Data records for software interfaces
━━━

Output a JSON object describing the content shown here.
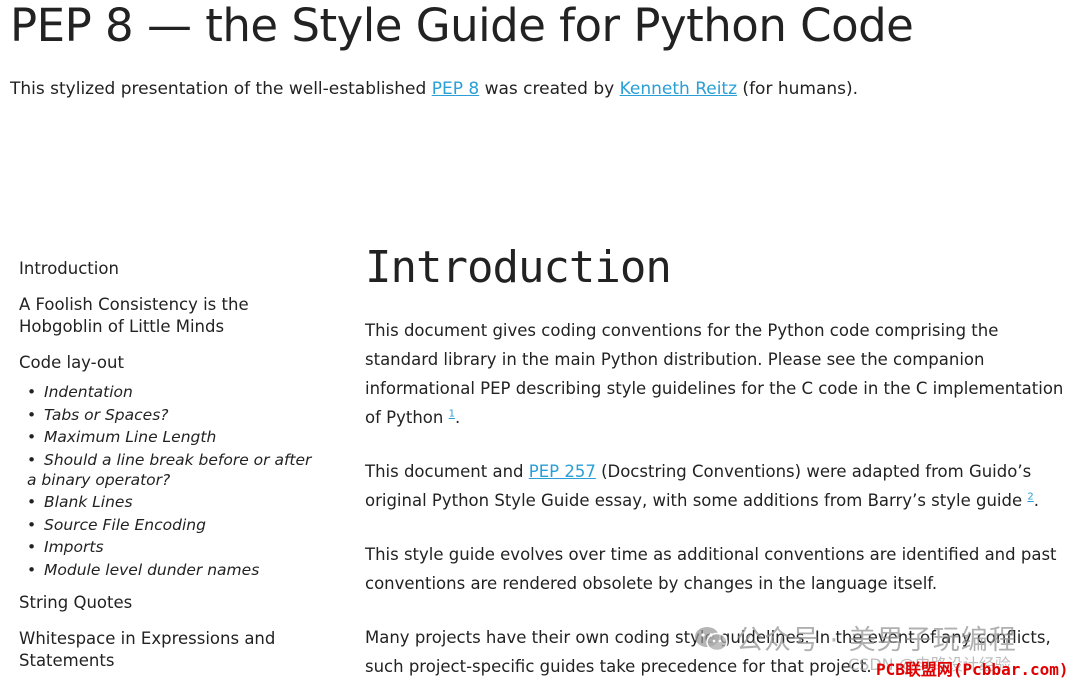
{
  "header": {
    "title": "PEP 8 — the Style Guide for Python Code",
    "intro_prefix": "This stylized presentation of the well-established ",
    "pep8_link": "PEP 8",
    "intro_middle": " was created by ",
    "author_link": "Kenneth Reitz",
    "intro_suffix": " (for humans)."
  },
  "toc": {
    "item_introduction": "Introduction",
    "item_foolish": "A Foolish Consistency is the Hobgoblin of Little Minds",
    "item_code_layout": "Code lay-out",
    "subitems": [
      "Indentation",
      "Tabs or Spaces?",
      "Maximum Line Length",
      "Should a line break before or after a binary operator?",
      "Blank Lines",
      "Source File Encoding",
      "Imports",
      "Module level dunder names"
    ],
    "item_string_quotes": "String Quotes",
    "item_whitespace": "Whitespace in Expressions and Statements",
    "bullet": "•"
  },
  "content": {
    "heading": "Introduction",
    "p1_text": "This document gives coding conventions for the Python code comprising the standard library in the main Python distribution. Please see the companion informational PEP describing style guidelines for the C code in the C implementation of Python ",
    "p1_fn": "1",
    "p1_end": ".",
    "p2_prefix": "This document and ",
    "p2_link": "PEP 257",
    "p2_text": " (Docstring Conventions) were adapted from Guido’s original Python Style Guide essay, with some additions from Barry’s style guide ",
    "p2_fn": "2",
    "p2_end": ".",
    "p3_text": "This style guide evolves over time as additional conventions are identified and past conventions are rendered obsolete by changes in the language itself.",
    "p4_text": "Many projects have their own coding style guidelines. In the event of any conflicts, such project-specific guides take precedence for that project."
  },
  "watermarks": {
    "wechat": "公众号 · 美男子玩编程",
    "csdn": "CSDN @电路设计经验",
    "pcb": "PCB联盟网(Pcbbar.com)"
  },
  "colors": {
    "link": "#2a9fd6",
    "text": "#222222",
    "pcb_watermark": "#e00000"
  }
}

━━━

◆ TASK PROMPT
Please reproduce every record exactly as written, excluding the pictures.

◆ THE COMPLETED TASK
Output a JSON object describing the content shown here.
{
  "header": {
    "title": "PEP 8 — the Style Guide for Python Code",
    "intro_prefix": "This stylized presentation of the well-established ",
    "pep8_link": "PEP 8",
    "intro_middle": " was created by ",
    "author_link": "Kenneth Reitz",
    "intro_suffix": " (for humans)."
  },
  "toc": {
    "item_introduction": "Introduction",
    "item_foolish": "A Foolish Consistency is the Hobgoblin of Little Minds",
    "item_code_layout": "Code lay-out",
    "subitems": [
      "Indentation",
      "Tabs or Spaces?",
      "Maximum Line Length",
      "Should a line break before or after a binary operator?",
      "Blank Lines",
      "Source File Encoding",
      "Imports",
      "Module level dunder names"
    ],
    "item_string_quotes": "String Quotes",
    "item_whitespace": "Whitespace in Expressions and Statements",
    "bullet": "•"
  },
  "content": {
    "heading": "Introduction",
    "p1_text": "This document gives coding conventions for the Python code comprising the standard library in the main Python distribution. Please see the companion informational PEP describing style guidelines for the C code in the C implementation of Python ",
    "p1_fn": "1",
    "p1_end": ".",
    "p2_prefix": "This document and ",
    "p2_link": "PEP 257",
    "p2_text": " (Docstring Conventions) were adapted from Guido’s original Python Style Guide essay, with some additions from Barry’s style guide ",
    "p2_fn": "2",
    "p2_end": ".",
    "p3_text": "This style guide evolves over time as additional conventions are identified and past conventions are rendered obsolete by changes in the language itself.",
    "p4_text": "Many projects have their own coding style guidelines. In the event of any conflicts, such project-specific guides take precedence for that project."
  },
  "watermarks": {
    "wechat": "公众号 · 美男子玩编程",
    "csdn": "CSDN @电路设计经验",
    "pcb": "PCB联盟网(Pcbbar.com)"
  },
  "colors": {
    "link": "#2a9fd6",
    "text": "#222222",
    "pcb_watermark": "#e00000"
  }
}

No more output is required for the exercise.